Challenger disaster: NJ astronaut’s mournful silence speaks volumes
Even when Scott Kelly stopped talking, he spoke volumes.
"Houston as you know, today is Nasa's Day of Remembrance when we recognize, formally recognize, the sacrifices of the crew of the Apollo 1 fire, the Space Shuttle Challenger, and Space Shuttle Columbia disasters," Scott Kelly — the New Jersey native who has spent more time in space than any other astronaut — said in a video shot from the International Space Station and posted to Twitter Thursday afternoon.
"You guys are aware, today is the 30th anniversary of the Space Shuttle Challenger accident, so I'd like to just take a moment of silence and recognize the sacrifice of all those crew members, and how their spirit and their legacy lives on in our achievement in space."
As Kelly and other astronauts bowed their heads, so did the staff of Mission command, seen in the control room.
On Jan. 28, 1986, Space Shuttle orbiter Challenger broke apart just barely a minute into its flight. All seven crew members were killed as the Challenger disintigrated over the Atlantic Ocean.
Among those on board was Payload Specialist Christa McAuliffe, set to be the first teacher in space. The televised launch was broadly viewed, in large part because of McAuliffe's participation. The disaster resulted in a 32-month hiatus of the U.S. shuttle program.
According to the Associated Press, dozens of educators who competed alongside McAuliffe to become the first teacher in space gathered Thursday to remember her and the others lost to the disaaster .
"We felt we all wanted to be part of (the memorial)," said Connecticut semifinalist David Warner, who still teaches science, robotics and rocketry.

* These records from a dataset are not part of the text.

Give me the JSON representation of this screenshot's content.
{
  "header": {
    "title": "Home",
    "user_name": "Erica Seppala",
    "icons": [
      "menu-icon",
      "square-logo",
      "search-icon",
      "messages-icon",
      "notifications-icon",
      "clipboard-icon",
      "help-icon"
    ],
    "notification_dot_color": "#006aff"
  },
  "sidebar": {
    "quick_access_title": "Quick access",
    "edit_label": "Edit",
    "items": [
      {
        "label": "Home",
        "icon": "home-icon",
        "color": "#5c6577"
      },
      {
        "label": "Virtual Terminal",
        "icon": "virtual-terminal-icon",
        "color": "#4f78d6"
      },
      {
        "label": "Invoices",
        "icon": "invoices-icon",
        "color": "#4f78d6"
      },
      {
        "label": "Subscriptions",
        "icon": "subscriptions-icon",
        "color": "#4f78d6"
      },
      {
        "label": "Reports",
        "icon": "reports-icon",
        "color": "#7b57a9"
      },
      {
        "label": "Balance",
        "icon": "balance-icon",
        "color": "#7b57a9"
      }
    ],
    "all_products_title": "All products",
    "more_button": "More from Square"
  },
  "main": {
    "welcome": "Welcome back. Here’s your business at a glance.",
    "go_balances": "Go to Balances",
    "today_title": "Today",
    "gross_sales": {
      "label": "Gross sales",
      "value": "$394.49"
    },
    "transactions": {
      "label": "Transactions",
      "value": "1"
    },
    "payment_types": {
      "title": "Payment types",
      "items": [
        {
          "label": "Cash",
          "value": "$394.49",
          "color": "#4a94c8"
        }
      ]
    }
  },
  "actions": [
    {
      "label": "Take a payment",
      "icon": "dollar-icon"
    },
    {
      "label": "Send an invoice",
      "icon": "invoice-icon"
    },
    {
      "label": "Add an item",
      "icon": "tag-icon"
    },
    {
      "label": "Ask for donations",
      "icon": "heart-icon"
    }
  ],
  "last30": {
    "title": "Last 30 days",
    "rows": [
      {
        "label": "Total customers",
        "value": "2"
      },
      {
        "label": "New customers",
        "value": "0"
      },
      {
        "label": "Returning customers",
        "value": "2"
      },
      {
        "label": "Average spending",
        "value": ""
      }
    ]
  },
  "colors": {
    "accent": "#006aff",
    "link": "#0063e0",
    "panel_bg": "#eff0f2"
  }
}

McAuliffe's son, Scott, 39, took part in the ceremony as well, the AP reported.